*** Records to process Section Begins ***

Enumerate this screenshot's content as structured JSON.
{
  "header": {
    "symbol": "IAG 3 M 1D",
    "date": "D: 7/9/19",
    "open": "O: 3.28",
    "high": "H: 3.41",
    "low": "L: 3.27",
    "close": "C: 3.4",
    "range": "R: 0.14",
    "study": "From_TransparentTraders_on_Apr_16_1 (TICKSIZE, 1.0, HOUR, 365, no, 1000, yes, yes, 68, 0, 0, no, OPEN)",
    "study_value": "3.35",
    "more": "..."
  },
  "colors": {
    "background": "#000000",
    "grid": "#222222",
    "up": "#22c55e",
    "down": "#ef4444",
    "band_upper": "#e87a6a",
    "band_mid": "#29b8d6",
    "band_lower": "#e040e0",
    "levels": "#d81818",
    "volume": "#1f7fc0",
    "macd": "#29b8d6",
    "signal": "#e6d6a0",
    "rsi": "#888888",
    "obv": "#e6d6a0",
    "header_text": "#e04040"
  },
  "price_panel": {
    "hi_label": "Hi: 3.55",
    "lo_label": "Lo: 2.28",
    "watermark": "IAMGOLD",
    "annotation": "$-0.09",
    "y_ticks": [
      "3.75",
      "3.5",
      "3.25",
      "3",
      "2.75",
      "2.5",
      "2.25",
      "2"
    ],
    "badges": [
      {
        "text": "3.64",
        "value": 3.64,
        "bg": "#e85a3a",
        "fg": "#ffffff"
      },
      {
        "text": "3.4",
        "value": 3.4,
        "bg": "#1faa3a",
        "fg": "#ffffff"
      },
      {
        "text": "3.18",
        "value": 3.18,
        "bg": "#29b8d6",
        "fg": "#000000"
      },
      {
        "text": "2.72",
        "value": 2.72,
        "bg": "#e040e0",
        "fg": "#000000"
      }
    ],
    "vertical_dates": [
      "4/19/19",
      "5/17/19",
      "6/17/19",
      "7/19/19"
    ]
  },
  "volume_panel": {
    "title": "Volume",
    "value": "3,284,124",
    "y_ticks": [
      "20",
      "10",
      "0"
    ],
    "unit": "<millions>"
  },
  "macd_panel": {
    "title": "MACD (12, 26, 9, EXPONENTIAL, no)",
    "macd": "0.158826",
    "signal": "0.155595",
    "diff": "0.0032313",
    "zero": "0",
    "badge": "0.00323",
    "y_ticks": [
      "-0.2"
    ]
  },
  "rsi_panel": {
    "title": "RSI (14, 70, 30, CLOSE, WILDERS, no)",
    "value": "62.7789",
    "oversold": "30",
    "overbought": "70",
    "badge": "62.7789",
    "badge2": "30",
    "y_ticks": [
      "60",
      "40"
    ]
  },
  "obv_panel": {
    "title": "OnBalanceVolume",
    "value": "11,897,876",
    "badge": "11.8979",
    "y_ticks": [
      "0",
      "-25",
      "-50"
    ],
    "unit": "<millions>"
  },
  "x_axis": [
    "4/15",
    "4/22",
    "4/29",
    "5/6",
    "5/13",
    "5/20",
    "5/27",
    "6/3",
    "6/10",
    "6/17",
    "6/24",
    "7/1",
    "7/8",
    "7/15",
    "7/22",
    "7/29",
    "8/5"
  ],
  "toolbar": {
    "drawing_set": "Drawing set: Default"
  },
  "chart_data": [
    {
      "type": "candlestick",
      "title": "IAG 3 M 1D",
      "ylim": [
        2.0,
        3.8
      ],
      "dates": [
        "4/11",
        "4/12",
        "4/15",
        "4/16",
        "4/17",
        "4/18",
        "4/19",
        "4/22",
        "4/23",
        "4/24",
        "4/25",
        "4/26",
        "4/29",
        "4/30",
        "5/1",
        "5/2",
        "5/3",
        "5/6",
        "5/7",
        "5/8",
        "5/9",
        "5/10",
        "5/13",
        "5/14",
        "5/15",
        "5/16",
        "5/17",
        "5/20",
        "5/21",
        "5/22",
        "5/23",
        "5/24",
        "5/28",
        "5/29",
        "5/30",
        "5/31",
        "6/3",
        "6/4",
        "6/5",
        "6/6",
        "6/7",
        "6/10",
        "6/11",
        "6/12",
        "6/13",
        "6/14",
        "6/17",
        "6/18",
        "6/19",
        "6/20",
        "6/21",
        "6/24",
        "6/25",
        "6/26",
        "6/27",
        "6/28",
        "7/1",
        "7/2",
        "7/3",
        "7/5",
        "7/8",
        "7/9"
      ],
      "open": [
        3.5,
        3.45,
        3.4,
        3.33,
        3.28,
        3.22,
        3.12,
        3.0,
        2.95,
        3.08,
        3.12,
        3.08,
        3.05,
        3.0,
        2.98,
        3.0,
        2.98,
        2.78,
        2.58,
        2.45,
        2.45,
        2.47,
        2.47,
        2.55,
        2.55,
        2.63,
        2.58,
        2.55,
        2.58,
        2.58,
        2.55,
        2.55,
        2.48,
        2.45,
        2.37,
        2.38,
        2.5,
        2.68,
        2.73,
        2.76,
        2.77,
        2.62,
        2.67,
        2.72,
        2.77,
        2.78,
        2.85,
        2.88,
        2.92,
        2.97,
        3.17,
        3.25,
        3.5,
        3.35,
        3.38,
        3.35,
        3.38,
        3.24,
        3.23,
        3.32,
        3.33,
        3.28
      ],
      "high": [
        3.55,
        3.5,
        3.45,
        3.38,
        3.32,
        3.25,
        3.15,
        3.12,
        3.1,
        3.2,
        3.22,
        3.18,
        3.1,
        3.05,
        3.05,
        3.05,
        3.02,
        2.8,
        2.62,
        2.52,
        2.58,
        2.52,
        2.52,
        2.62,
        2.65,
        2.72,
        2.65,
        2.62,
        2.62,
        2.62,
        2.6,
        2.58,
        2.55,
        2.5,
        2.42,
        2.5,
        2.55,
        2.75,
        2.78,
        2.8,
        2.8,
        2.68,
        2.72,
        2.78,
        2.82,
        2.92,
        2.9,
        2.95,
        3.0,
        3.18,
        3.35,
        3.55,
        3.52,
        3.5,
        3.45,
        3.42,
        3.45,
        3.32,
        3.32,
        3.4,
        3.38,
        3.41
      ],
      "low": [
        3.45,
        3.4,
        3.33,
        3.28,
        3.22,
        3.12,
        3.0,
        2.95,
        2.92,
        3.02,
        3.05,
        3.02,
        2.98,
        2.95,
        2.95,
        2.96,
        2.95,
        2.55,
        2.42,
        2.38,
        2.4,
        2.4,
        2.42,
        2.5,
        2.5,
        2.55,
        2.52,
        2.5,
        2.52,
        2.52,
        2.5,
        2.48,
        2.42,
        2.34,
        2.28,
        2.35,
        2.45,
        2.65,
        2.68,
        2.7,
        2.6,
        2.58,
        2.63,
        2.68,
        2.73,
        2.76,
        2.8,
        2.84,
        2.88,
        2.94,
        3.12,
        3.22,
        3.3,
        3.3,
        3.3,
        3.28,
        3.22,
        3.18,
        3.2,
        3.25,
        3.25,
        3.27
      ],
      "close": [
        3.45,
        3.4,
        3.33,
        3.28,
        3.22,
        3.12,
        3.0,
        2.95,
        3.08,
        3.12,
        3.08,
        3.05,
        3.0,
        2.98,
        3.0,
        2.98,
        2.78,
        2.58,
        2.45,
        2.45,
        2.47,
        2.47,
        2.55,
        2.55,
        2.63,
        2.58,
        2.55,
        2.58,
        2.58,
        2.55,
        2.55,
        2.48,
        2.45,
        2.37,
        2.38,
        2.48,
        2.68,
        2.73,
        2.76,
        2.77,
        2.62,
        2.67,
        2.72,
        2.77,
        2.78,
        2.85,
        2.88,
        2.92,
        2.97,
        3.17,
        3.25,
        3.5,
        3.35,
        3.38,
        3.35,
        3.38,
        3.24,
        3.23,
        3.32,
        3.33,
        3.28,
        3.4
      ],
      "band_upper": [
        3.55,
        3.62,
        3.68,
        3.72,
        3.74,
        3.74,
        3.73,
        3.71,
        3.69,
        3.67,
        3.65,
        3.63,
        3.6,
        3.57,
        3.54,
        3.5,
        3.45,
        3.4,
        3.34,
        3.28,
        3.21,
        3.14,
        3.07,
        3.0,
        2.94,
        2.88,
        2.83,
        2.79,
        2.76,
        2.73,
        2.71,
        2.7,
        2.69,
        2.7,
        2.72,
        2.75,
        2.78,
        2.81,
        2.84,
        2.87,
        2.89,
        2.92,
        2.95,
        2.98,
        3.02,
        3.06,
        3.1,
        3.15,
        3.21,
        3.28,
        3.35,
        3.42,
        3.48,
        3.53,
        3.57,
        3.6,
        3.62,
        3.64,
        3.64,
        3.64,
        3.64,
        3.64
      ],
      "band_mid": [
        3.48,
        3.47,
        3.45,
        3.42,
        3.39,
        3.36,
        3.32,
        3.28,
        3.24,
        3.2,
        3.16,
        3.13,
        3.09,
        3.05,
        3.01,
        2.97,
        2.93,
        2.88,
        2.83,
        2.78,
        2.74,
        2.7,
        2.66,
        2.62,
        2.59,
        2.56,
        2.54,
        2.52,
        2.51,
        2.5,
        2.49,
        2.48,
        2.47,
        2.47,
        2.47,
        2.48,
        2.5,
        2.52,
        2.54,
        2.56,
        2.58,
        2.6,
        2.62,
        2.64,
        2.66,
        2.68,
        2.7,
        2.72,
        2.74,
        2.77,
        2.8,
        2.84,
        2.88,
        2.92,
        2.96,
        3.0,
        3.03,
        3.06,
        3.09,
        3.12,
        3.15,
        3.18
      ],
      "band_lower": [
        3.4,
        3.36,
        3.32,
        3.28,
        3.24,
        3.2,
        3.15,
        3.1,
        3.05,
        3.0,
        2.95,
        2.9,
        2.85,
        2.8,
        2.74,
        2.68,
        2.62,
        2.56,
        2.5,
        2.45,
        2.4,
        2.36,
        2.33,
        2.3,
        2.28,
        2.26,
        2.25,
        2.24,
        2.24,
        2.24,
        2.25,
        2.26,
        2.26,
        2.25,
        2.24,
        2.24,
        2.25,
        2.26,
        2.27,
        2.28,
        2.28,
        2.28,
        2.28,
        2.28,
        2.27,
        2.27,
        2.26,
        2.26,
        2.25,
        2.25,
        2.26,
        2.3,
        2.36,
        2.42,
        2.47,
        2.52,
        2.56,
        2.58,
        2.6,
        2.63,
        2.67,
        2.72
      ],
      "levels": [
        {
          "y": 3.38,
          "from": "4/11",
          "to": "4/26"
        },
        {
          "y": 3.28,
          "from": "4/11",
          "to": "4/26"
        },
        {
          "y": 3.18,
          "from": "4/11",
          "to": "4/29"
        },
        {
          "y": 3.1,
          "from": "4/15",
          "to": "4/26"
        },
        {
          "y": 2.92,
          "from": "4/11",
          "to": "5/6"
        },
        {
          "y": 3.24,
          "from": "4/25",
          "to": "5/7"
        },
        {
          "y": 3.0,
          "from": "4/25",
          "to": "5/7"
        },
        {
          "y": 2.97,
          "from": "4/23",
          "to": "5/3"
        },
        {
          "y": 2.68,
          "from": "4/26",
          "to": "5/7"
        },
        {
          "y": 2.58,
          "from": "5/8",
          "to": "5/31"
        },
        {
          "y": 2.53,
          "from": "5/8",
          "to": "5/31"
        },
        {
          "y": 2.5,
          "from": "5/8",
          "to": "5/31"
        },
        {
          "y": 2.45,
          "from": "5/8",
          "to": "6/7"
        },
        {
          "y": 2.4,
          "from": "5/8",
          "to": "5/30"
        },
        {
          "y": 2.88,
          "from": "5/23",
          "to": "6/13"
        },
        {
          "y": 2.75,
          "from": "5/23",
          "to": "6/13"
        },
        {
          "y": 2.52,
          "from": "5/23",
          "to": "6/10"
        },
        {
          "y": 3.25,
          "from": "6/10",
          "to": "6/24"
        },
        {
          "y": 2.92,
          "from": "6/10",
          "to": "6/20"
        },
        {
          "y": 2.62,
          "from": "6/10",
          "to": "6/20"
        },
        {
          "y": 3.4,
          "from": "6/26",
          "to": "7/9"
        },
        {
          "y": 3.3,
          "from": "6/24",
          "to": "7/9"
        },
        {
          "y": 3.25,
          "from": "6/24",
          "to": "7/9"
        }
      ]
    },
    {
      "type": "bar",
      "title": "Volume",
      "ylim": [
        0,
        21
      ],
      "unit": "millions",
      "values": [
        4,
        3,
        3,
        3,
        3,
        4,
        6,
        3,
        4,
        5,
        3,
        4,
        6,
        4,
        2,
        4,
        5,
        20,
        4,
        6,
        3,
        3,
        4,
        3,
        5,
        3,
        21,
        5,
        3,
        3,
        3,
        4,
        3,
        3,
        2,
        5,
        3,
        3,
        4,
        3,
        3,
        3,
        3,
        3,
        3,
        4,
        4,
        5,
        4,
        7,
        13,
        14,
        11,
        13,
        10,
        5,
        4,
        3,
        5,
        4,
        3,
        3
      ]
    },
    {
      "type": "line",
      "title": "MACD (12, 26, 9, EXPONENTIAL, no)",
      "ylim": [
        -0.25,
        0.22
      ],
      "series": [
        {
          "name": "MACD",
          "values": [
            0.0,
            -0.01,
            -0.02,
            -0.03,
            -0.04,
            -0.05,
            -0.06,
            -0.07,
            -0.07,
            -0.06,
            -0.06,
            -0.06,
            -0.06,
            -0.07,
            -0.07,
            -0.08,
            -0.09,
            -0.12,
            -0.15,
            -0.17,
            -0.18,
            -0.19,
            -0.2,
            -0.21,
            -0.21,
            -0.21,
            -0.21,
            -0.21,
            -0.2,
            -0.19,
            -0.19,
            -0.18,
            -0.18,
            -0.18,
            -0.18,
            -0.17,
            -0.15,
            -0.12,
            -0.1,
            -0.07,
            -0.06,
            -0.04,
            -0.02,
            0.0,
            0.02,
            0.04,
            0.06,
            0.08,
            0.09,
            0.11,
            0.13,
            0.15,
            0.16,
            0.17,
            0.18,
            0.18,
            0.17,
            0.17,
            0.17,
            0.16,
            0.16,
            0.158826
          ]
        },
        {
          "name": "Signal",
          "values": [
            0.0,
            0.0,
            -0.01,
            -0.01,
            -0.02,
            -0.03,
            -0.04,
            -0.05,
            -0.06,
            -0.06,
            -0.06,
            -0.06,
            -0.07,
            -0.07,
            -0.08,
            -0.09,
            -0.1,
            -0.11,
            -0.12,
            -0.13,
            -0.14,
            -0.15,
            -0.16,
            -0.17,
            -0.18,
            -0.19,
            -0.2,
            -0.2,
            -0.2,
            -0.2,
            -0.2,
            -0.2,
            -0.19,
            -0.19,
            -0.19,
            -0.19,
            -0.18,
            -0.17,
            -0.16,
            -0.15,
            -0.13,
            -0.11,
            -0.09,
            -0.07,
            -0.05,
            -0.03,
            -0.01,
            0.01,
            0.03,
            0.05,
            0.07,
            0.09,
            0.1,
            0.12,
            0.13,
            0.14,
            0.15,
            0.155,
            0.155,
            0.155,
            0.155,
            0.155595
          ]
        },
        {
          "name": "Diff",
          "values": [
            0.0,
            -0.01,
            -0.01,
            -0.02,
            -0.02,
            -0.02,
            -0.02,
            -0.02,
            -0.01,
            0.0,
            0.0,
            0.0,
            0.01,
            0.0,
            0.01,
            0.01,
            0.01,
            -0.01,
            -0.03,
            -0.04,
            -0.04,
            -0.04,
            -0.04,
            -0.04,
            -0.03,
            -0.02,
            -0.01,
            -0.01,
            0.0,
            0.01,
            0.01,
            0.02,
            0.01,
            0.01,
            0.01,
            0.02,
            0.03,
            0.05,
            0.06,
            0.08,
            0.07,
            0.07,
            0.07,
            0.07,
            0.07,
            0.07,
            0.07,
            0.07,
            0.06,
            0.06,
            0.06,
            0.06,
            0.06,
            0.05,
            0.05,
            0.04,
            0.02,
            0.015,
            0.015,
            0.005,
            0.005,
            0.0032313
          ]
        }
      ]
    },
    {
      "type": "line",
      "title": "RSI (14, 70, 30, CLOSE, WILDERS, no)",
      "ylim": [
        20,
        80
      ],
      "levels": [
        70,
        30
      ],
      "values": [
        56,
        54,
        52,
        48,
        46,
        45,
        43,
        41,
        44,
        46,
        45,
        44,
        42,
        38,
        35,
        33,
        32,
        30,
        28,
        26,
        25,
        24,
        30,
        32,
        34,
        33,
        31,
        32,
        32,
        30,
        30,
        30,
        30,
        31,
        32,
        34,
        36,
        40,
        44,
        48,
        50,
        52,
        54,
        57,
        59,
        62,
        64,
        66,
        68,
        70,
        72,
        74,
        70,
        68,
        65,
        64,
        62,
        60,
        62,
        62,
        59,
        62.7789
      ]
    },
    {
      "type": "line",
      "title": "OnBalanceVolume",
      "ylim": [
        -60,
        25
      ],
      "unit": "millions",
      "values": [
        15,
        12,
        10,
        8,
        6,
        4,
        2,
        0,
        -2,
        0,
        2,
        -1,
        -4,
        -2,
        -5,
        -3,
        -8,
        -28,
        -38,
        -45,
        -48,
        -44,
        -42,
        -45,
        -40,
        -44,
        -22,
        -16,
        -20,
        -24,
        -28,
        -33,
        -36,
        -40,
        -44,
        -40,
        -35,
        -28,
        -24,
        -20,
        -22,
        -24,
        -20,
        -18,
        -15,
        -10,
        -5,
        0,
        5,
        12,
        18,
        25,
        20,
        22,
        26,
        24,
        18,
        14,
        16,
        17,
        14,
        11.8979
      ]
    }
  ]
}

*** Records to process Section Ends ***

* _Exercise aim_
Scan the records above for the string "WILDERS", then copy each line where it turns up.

* _Task response_
    "title": "RSI (14, 70, 30, CLOSE, WILDERS, no)",
      "title": "RSI (14, 70, 30, CLOSE, WILDERS, no)",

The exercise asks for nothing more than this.